José is all I see. He is an older man, 56" or 57", lean and tan. He is balanced
against a rock, half sitting, half standing. Arms crossed over his chest, face blank.
Silent. Looking past him I spot the cave entrance, blocked by a wrought iron gate... By a
wandering woman (06/04/05)
March 17, 1991
Strolling in the Sierras Of Ancient Andalusia
By ELISE MACLAY
... At this point we were to visit the
Cueva de la Pileta. I wasn't looking forward to it. I'd been to touristic caves in the
United States and had visions of neon lights, organ music, signs and figurines --
Disneyland with a joke-telling guide. The Cueva de la Pileta is not like that. You have to
climb quite a few stair steps cut into the hillside to reach an unpretentious wooden door.
Perhaps they weed out the uncommitted that way. From the entrance, in a small group, you
will be conducted by the flickering light of a spirit lamp along a slippery path hollowed
out by a subterranean river. The calcite formations are superb and the prehistoric art, so
ancient, so mysterious, is likely to send shivers down your spine.
NOT far from the entrance you will see a horse and a bull in red and yellow ocher outlined
in charcoal on a wall. In the new galleries, reached by ladder, are ocher meanderings that
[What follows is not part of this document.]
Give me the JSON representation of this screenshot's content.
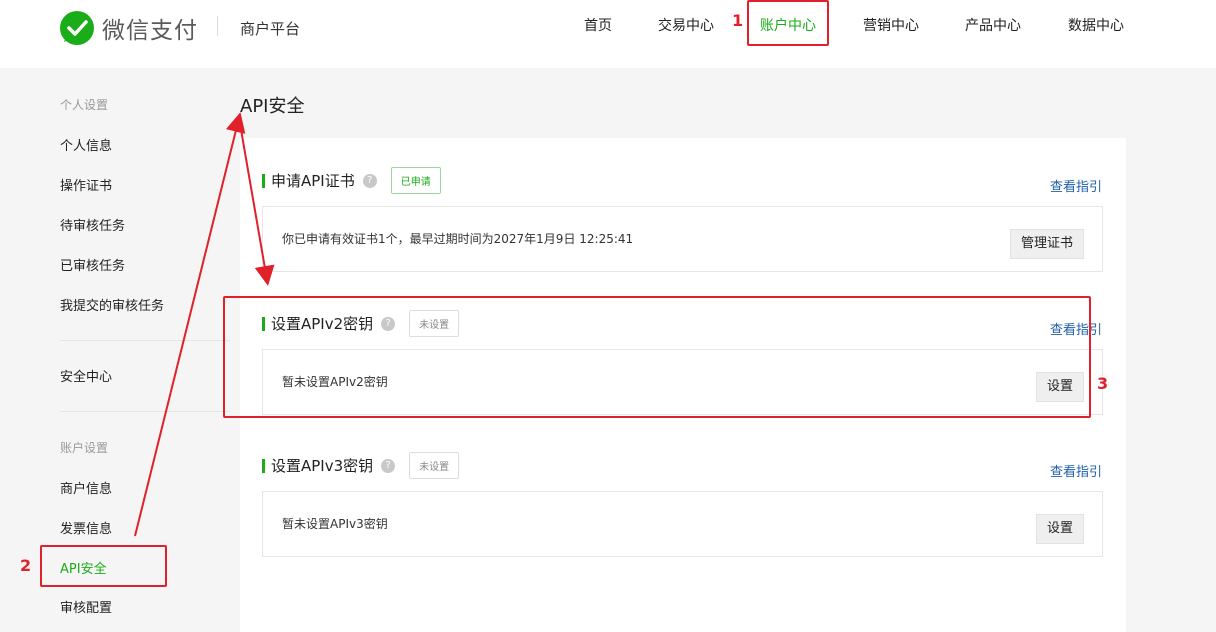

are presumed to be man's earliest symbol for water. At the far end of the central nave is
an extraordinary panel -- a pregnant mare surrounded by double finger strokes, made at
different times by different hands and believed to be symbols for birth and water.
Beyond the lake is the chamber of the fish. On one wall is the outline of a great black
fish within which was added at a later time the likeness of a seal. The seal faces left
toward a mass of geometric markings that scholars think are about 7,000 years old...
Marshack distinguishes several styles among the severines
of La Pileta Cave:
These include idiosyncratic individual
styles made in various contemporary traditions
. [Some are] meanders and
additions made by one, two, or three fingers using a yellow ochre. These are in the early,
primitive, basic style. Although many of the markings present a double or
triple marking, each is a unit.
The style is clear: there is a basic,
central meander and then branches or additions are attached or are arranged in
proximity. In some panels
the meander is associated with animals: ibex, bull, and
rhono or bear
.A later, more evolved meander usage [also exists] in which
a more formal style begins to give a geometric appearance to the linear, carefully drawn
[a] core meander consisting of doubled lines and the
.[An] essential tradition of attached lateral branches, crossing marks, and
linear extensions of the serpentine form (Marshack 1977:301)...
A STUDY OF THE VALIDITY, ORIGIN AND
FUNCTION OF AUTOMATIC PROCESSES AND ARCHETYPAL SYMBOLISM IN ART PRACTICE by Helen Ferry.
Monash University, 2002.
...The spiral and circle are both dynamic
symbols that are either themselves energy incarnate or are stimulators of the
process of becoming (Gimbutas 1989, p.277). Since the Upper Paleolithic period, the
spiral has represented energy and cyclic time such as in the spiral markings at the La
Pileta cave, near Gibralta, Spain, c13,000-10,000 BC, (Figure 1) (Gimbutas 1989, p.279).
For many thousands of years these markings have continued to be produced by disparate
cultures worldwide with variations often appearing as opposed spirals, horns, crescents,
snakes (Gimbutas 1989, pp. 279-293), tree of life, which is a stylised spherical vortex
and labyrinth (Purce 1974, p.29). The spiral symbol, represented as a stylised abstraction
of the snake, suggests associations of rebirth and regeneration which may allude to the
periodic shedding of the snakes skin as it goes through its life cycle, and also to
the movements of the waxing and waning moon (Gimbutas 1979, p.282). The spiral therefore
may operate as a metaphor for the eternal transformational nature of a universal life
force. This symbol is an archetype that represents the eternal human search for wholeness
within the divine essence to achieve knowledge of true self and transcendence (Purce 1974,
(Figure 1). Serpentine forms and horned
animals, ca.13,000-10,000 BC. Painting, H. figure at left 80cm, La Pileta cave, near
Gimbutas, Marija. 1989, The Language of the Goddess, Thames & Hudson Ltd, London.